Tally up the lines below that carry the word "БЭСК", answering with the figure alone.

================

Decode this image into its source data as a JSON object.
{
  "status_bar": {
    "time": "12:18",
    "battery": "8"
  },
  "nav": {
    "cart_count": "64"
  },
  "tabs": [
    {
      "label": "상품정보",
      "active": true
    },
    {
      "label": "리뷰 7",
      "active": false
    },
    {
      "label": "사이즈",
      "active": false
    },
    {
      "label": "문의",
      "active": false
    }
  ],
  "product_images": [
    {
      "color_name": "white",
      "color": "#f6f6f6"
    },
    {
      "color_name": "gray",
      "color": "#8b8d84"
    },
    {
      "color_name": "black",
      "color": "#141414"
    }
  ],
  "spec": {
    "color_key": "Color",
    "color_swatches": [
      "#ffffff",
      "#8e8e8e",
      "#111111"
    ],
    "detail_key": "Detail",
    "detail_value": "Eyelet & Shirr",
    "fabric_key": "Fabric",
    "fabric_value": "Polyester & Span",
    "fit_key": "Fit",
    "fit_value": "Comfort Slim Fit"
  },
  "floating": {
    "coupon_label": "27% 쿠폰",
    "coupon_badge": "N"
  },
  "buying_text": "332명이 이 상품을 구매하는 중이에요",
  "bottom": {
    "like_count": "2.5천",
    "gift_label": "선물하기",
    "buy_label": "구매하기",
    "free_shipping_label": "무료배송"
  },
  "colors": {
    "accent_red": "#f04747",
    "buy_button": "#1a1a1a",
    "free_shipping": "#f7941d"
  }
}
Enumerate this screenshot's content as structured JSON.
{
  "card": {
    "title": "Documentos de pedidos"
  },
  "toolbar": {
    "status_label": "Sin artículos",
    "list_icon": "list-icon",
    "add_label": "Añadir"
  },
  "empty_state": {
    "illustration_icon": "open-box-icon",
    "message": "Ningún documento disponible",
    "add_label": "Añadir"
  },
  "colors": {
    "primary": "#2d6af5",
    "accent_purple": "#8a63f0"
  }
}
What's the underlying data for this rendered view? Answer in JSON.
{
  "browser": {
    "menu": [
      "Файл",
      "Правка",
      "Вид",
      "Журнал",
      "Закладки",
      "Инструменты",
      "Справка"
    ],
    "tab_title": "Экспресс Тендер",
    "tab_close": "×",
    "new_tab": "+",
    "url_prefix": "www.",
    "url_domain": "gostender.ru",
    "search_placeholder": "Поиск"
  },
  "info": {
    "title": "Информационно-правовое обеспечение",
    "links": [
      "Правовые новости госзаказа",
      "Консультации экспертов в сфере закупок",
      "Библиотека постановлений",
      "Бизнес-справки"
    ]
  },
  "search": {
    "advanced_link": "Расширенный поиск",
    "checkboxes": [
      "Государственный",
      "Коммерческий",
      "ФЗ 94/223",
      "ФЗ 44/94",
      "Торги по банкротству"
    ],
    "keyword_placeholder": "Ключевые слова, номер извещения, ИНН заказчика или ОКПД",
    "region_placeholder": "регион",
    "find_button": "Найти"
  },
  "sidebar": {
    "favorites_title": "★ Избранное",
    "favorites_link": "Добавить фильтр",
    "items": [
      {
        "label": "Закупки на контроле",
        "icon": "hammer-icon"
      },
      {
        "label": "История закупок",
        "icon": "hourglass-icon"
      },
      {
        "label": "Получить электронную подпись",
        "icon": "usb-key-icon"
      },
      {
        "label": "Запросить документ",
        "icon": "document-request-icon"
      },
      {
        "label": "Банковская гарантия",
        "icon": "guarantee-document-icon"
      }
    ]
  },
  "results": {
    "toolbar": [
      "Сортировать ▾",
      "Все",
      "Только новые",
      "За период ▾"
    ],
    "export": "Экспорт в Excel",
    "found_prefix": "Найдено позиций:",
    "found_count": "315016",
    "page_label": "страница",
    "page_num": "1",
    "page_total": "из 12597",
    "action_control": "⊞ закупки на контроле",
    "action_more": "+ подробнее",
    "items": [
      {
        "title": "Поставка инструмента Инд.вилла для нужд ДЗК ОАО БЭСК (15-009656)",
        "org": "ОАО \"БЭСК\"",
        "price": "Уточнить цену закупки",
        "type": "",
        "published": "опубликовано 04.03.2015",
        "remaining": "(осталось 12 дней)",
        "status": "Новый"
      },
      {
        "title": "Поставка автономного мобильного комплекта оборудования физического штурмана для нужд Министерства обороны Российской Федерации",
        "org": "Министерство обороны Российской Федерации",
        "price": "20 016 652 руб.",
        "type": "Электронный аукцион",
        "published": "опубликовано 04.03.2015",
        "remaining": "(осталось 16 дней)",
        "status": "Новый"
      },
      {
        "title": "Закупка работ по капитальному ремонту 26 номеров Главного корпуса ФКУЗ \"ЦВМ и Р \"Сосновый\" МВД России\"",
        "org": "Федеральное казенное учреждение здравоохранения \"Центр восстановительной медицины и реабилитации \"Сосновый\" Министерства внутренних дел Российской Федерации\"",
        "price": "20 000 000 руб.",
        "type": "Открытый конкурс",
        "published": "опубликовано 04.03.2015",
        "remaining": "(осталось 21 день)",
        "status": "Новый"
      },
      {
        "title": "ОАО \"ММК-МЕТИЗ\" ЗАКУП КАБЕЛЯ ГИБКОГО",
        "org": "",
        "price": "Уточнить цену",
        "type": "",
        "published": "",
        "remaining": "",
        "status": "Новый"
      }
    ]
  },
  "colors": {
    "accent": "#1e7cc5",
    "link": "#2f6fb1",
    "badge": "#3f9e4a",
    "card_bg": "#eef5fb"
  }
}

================

| SOLUTION TO THE PROBLEM |
2